SECOND, while the covenant starts with Israel, it doesn't end there. Perhaps the strongest passage on this theme is Ephesians 2:13-18 - “But now in Christ Jesus you who once were far off have been brought near by the blood of Christ. [14] For he himself is our peace, who has made us both one and has broken down in his flesh the dividing wall of hostility [15] by abolishing the law of commandments and ordinances, that he might create in himself one new man in place of the two, so making peace, [16] and might reconcile us both to God in one body through the cross, thereby killing the hostility. [17] And he came and preached peace to you who were far off and peace to those who were near. [18] For through him we both have access in one Spirit to the Father.”

Here we see the fulfilment of the initial covenant made with Abraham made in Genesis 12:1-3 that "all the peoples of the earth" begin to receive their blessing through the fulfilling work of Christ Jesus - both Jew and Gentile.

b) The PROMISES - Five specific promises mark out the grandeur of the New Covenant:
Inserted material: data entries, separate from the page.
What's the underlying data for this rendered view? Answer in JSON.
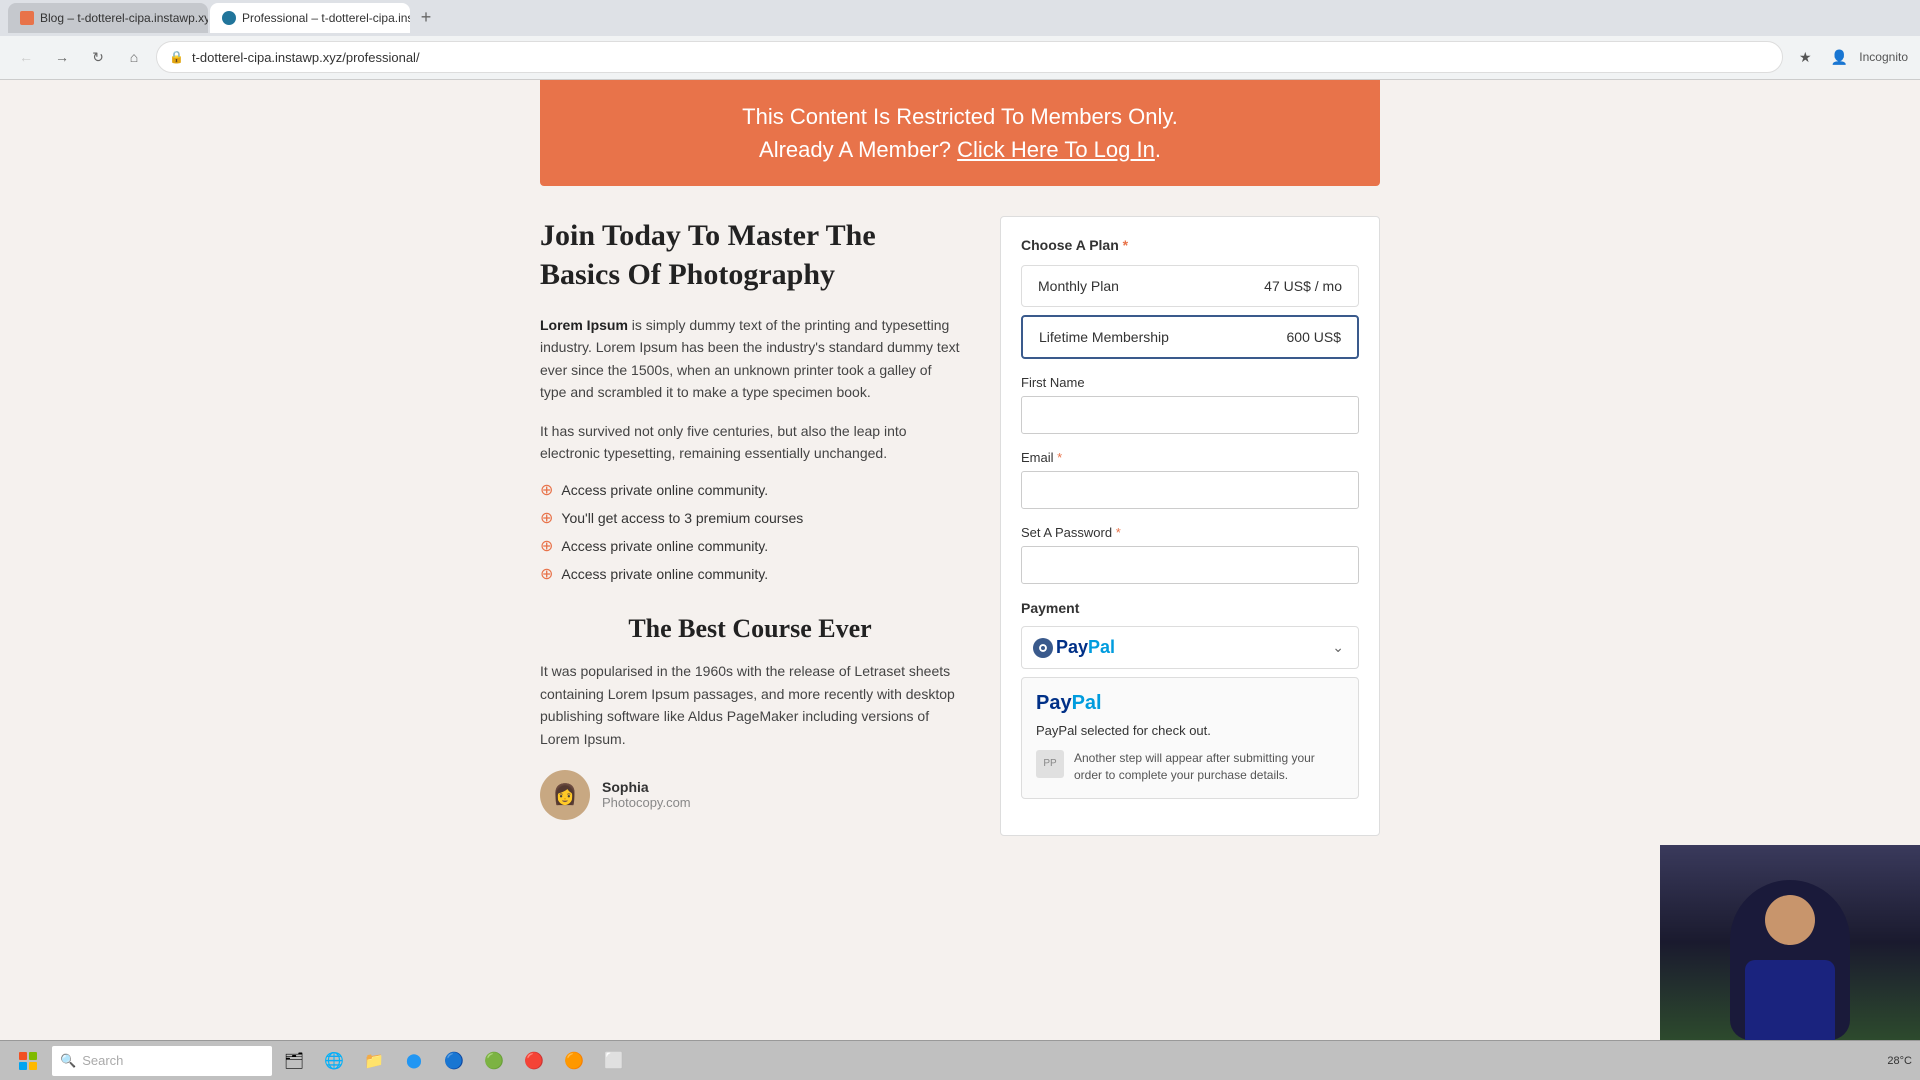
{
  "browser": {
    "tabs": [
      {
        "id": "tab1",
        "label": "Blog – t-dotterel-cipa.instawp.xy...",
        "favicon_type": "blog",
        "active": false
      },
      {
        "id": "tab2",
        "label": "Professional – t-dotterel-cipa.ins...",
        "favicon_type": "wp",
        "active": true
      }
    ],
    "new_tab_label": "+",
    "address": "t-dotterel-cipa.instawp.xyz/professional/",
    "incognito_label": "Incognito"
  },
  "banner": {
    "line1": "This Content Is Restricted To Members Only.",
    "line2": "Already A Member?",
    "link_text": "Click Here To Log In",
    "period": "."
  },
  "left": {
    "title": "Join Today To Master The Basics Of Photography",
    "para1_strong": "Lorem Ipsum",
    "para1_rest": " is simply dummy text of the printing and typesetting industry. Lorem Ipsum has been the industry's standard dummy text ever since the 1500s, when an unknown printer took a galley of type and scrambled it to make a type specimen book.",
    "para2": "It has survived not only five centuries, but also the leap into electronic typesetting, remaining essentially unchanged.",
    "features": [
      "Access private online community.",
      "You'll get access to 3 premium courses",
      "Access private online community.",
      "Access private online community."
    ],
    "section_title": "The Best Course Ever",
    "course_text": "It was popularised in the 1960s with the release of Letraset sheets containing Lorem Ipsum passages, and more recently with desktop publishing software like Aldus PageMaker including versions of Lorem Ipsum.",
    "testimonial_name": "Sophia",
    "testimonial_company": "Photocopy.com"
  },
  "form": {
    "plan_section_label": "Choose A Plan",
    "plans": [
      {
        "id": "monthly",
        "name": "Monthly Plan",
        "price": "47 US$ / mo",
        "selected": false
      },
      {
        "id": "lifetime",
        "name": "Lifetime Membership",
        "price": "600 US$",
        "selected": true
      }
    ],
    "first_name_label": "First Name",
    "email_label": "Email",
    "password_label": "Set A Password",
    "payment_label": "Payment",
    "paypal_label": "PayPal",
    "paypal_selected_text": "PayPal selected for check out.",
    "paypal_note": "Another step will appear after submitting your order to complete your purchase details."
  },
  "taskbar": {
    "search_placeholder": "Search",
    "time": "28°C",
    "apps": [
      "🗂",
      "🌐",
      "📁",
      "🔵",
      "🟠",
      "🔷",
      "🟢",
      "🔴"
    ]
  }
}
* FIRST - The promise of a new heart - Hebrews 8:10 - “For this is the covenant that I will make with the house of Israel after those days, declares the Lord: I will put my laws into their minds, and write them on their hearts, and I will be their God, and they shall be my people.”

Significantly, God Himself had pointed out that this was man's greatest need right from the giving of the Ten Commandments - Deuteronomy 5:28-29 - “And the Lord heard your words, when you spoke to me. And the Lord said to me, 'I have heard the words of this people, which they have spoken to you. They are right in all that they have spoken. [29] Oh that they had such a mind as this always, to fear me and to keep all my commandments, that it might go well with them and with their descendants forever!” The Psalmist also lamented Israel's inability to keep their hearts turned to the Lord - Psalm 78:37 - “Their heart was not steadfast toward him; they were not faithful to his covenant.”
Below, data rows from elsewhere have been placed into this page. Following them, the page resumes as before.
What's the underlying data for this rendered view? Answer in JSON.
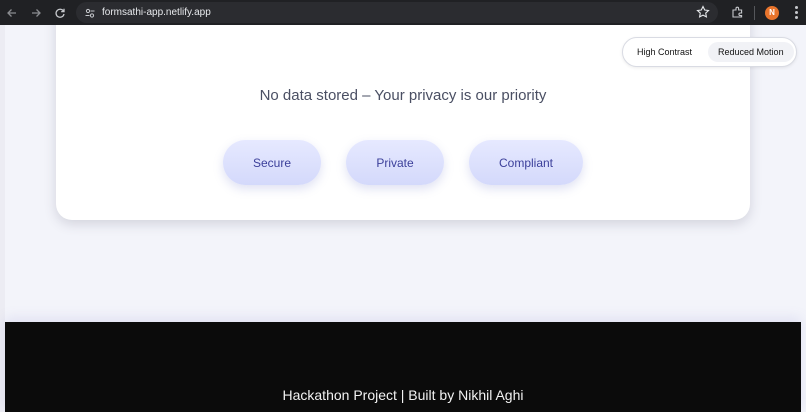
{
  "browser": {
    "url": "formsathi-app.netlify.app",
    "avatar_letter": "N"
  },
  "hero": {
    "tagline": "No data stored – Your privacy is our priority",
    "badges": [
      {
        "label": "Secure"
      },
      {
        "label": "Private"
      },
      {
        "label": "Compliant"
      }
    ]
  },
  "accessibility": {
    "high_contrast_label": "High Contrast",
    "reduced_motion_label": "Reduced Motion"
  },
  "footer": {
    "text": "Hackathon Project | Built by Nikhil Aghi"
  }
}
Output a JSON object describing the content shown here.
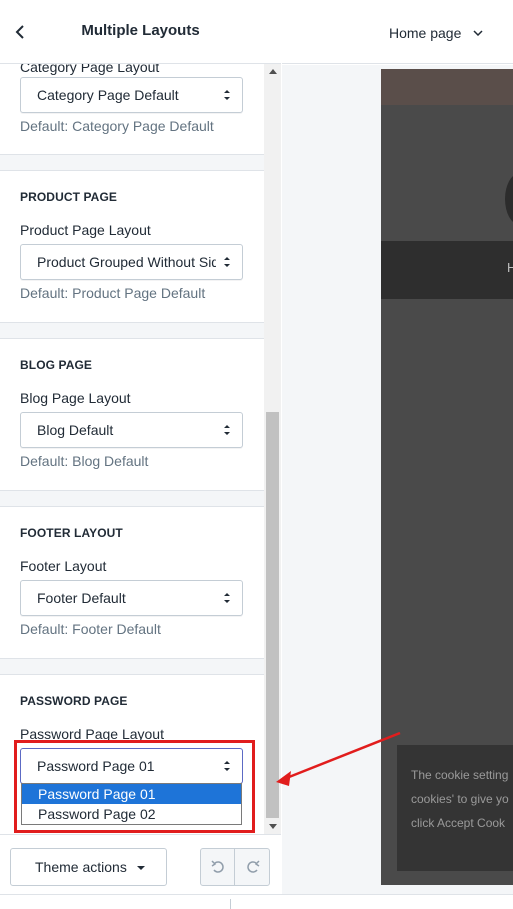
{
  "sidebar": {
    "title": "Multiple Layouts",
    "sections": [
      {
        "heading": "",
        "field_label": "Category Page Layout",
        "selected": "Category Page Default",
        "help": "Default: Category Page Default"
      },
      {
        "heading": "PRODUCT PAGE",
        "field_label": "Product Page Layout",
        "selected": "Product Grouped Without Sidebar",
        "help": "Default: Product Page Default"
      },
      {
        "heading": "BLOG PAGE",
        "field_label": "Blog Page Layout",
        "selected": "Blog Default",
        "help": "Default: Blog Default"
      },
      {
        "heading": "FOOTER LAYOUT",
        "field_label": "Footer Layout",
        "selected": "Footer Default",
        "help": "Default: Footer Default"
      },
      {
        "heading": "PASSWORD PAGE",
        "field_label": "Password Page Layout",
        "selected": "Password Page 01",
        "help": ""
      }
    ],
    "dropdown_options": [
      "Password Page 01",
      "Password Page 02"
    ],
    "footer": {
      "theme_actions_label": "Theme actions"
    }
  },
  "preview": {
    "page_selector": "Home page",
    "nav_item": "H",
    "cookie_lines": [
      "The cookie setting",
      "cookies' to give yo",
      "click Accept Cook"
    ]
  },
  "colors": {
    "highlight": "#e11d1d",
    "selected_option": "#1e74d8",
    "preview_bg": "#4a4a4a"
  },
  "icons": [
    "chevron-left-icon",
    "chevron-down-icon",
    "select-arrows-icon",
    "caret-down-icon",
    "undo-icon",
    "redo-icon",
    "arrow-icon"
  ]
}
The New Covenant initiates a new era when the prompting to holiness will come, not only from the external written law on stone, but from the inner written law of God on the human heart. While this transformation won’t be complete until Jesus comes again, these texts clearly point to the radical nature of regeneration. Sin has been deeply engraved on the fallen human heart - Jeremiah 17:1 - “The sin of Judah is written with a pen of iron; with a point of diamond it is engraved on the tablet of their heart, and on the horns of their altars....” A new and powerful engraving is needed!

Notice that Ezekiel further describes the inward transformation specifically as the presence of the Holy Spirit Himself - Ezekiel 36:26-27 - “And I will give you a new heart, and a new spirit I will put within you. And I will remove the heart of stone from your flesh and give you a heart of flesh. [27] And I will put my Spirit within you, and cause you to walk in my statutes and be careful to obey my rules.” Then, the apostle Paul outlines the fulfilment of this process in Philippians 2:12-13 - “Therefore, my beloved, as you have always obeyed, so now, not only as in my presence but much more in my absence, work out your own salvation with fear and trembling, [13] for it is God who works in you, both to will and to work for his good pleasure.”
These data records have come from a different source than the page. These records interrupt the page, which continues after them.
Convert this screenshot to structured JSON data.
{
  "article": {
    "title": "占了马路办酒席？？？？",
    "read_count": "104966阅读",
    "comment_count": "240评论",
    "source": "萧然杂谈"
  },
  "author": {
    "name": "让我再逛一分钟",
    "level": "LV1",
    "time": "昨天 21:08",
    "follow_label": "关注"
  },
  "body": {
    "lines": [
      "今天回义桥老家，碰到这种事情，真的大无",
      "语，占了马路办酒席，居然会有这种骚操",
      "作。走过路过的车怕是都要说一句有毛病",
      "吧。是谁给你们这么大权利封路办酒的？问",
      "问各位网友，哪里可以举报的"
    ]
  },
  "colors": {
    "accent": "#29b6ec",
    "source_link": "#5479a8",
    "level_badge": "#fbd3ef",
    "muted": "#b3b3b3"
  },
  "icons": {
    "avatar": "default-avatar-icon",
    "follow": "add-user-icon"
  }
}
* SECOND - The promise of a unique relationship to God. This has already been referred to in a) part 2. See Ephesians 2:11-2.

* THIRD - The promise of the "knowledge of the Lord” - Hebrews 8:11 - “And they shall not teach, each one his neighbor and each one his brother, saying, 'Know the Lord,'for they shall all know me, from the least of them to the greatest.” Under the Old Covenant the people remained painfully ignorant of God in spite of the external revelation given - Isaiah 1:3 - “The ox knows its owner, and the donkey its master's crib, but Israel does not know, my people do not understand."

The important point to note here is the contrast between the knowledge described in the Hebrews passage as opposed to the ignorance described by Isaiah. Notice that this knowledge of God in the New Covenant goes beyond the knowledge of description or instruction like you would use with an animal, to the intimate relational knowledge of deep acquaintance ("neighbour", "brother" etc.). The New Covenant brings, of course in growing measure, the direct knowledge of personal relationship.